Male Barn Spiders reach between ¼” and ½” in size and adult females typically are around ¾”. Most males spin webs less frequently and spend much of their lives wandering, attempting to find a female to mate with. Thus, most Barns Spiders you see in webs tend to be females.

The spider in E. B. White’s Charlotte’s Web was based on a Barn Spider. In his inimitable way, White named her Charlotte A. Cavatica, a reference to the Barn Spider’s scientific name. One of Charlotte’s daughters, after asking what her mother’s middle initial was, names herself Aranea.
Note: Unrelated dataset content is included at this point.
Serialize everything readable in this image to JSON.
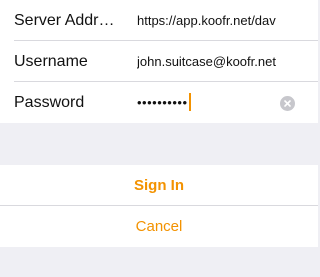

Naturally Curious is supported by donations. If you choose to contribute, you may go to http://www.naturallycuriouswithmaryholland.wordpress.com and click on the yellow “donate” button.